In arriving at the settlement amount, OFAC considered various aggravating factors, including, among other things, that the company is a large, sophisticated U.S.-based technology company, and that its alleged violations followed a 2015 foreign policy change with respect to Cuba, as well as associated changes to the CACR, which maintained certain specified restrictions. OFAC also considered various mitigating factors, including that the company (i) did not receive a penalty notice or finding of violation in the past five years preceding the earliest transaction giving rise to this settlement; (ii) conducted a comprehensive review of its sanctions compliance program, voluntarily reported its findings to OFAC, and substantially cooperated with the investigation; and (iii) undertook significant remedial measures to ensure sanctions compliance.
On December 22, the U.S. Treasury Department’s Office of Foreign Assets Control (OFAC) announced sanctions pursuant to Executive Order 13224 against three members of a Brazil-based network of an international terrorist group and two connected entities for providing support to the terrorist group. According to OFAC, the terrorist group generates most of its revenue outside of the U.S., and the U.S. government has used financial tools to limit its funding streams globally, such as designating almost 300 individuals and entities affiliated with the terrorist group and other terrorist organizations throughout Afghanistan, Pakistan, the Gulf, Africa, and other regions. As a result, all property and interests in property belonging to the designated individual subject to U.S. jurisdiction are blocked, and any “entities that are owned, directly or indirectly, 50 percent or more by them, individually, or with other blocked persons, that are in the United States or in the possession or control of U.S. persons must be blocked and report to OFAC.” U.S. persons are generally prohibited from engaging in transactions with the designated individual unless authorized by a general or specific OFAC license or otherwise exempt. OFAC warned that the agency “can prohibit or impose strict conditions on the opening or maintaining in the United State[s] of a correspondent account or a payable-through account by a foreign financial institution that either knowingly conducted or facilitated any significant transaction on behalf of a Specially Designated Global Terrorist.” OFAC further noted that that engaging in certain transactions with the designated individual “entails risk of secondary sanctions pursuant to E.O. 13224, as amended.”
- Jeffrey P. Naimon to discuss “Section 1071: Small business data collection & fair lending” at the American Bar Association Consumer Financial Services Winter Meeting 2022

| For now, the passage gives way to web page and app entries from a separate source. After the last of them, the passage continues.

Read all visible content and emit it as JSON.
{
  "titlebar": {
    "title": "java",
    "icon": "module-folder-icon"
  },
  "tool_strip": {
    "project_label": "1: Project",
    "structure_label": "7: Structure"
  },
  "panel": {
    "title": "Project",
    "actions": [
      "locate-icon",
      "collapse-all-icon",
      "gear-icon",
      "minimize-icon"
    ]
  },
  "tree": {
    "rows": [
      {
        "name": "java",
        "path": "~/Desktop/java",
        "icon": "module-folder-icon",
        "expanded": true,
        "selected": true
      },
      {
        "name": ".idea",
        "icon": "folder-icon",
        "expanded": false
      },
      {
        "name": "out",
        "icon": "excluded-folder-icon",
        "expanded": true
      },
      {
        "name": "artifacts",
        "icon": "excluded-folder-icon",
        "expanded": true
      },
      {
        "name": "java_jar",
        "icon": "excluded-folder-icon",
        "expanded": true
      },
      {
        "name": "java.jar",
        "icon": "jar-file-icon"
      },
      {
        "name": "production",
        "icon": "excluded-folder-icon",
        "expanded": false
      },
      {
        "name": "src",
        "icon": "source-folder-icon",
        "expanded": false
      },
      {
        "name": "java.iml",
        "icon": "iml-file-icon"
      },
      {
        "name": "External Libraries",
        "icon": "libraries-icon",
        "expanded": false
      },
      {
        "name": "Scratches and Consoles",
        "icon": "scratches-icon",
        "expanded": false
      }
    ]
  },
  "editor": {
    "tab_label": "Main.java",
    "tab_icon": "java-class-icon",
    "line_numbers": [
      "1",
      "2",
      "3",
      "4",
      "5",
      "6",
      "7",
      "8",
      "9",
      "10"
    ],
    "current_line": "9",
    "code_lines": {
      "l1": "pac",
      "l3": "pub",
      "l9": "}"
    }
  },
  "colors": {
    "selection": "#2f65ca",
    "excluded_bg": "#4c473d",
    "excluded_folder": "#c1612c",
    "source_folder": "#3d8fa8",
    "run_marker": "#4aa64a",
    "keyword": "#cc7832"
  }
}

- Jonice Gray Tucker to discuss “Getting your company ready: Managing fair lending for IMBs” at the Mortgage Bankers Association Independent Mortgage Bankers Conference
- Lauren R. Randell to discuss “Significant legal developments in the Northeast” at the 37th Annual National Institute on White Collar Crime
- Jonice Gray Tucker to discuss “Small business & regulation: How fair lending has evolved & where it is heading?” at the Consumer Bankers Association Live program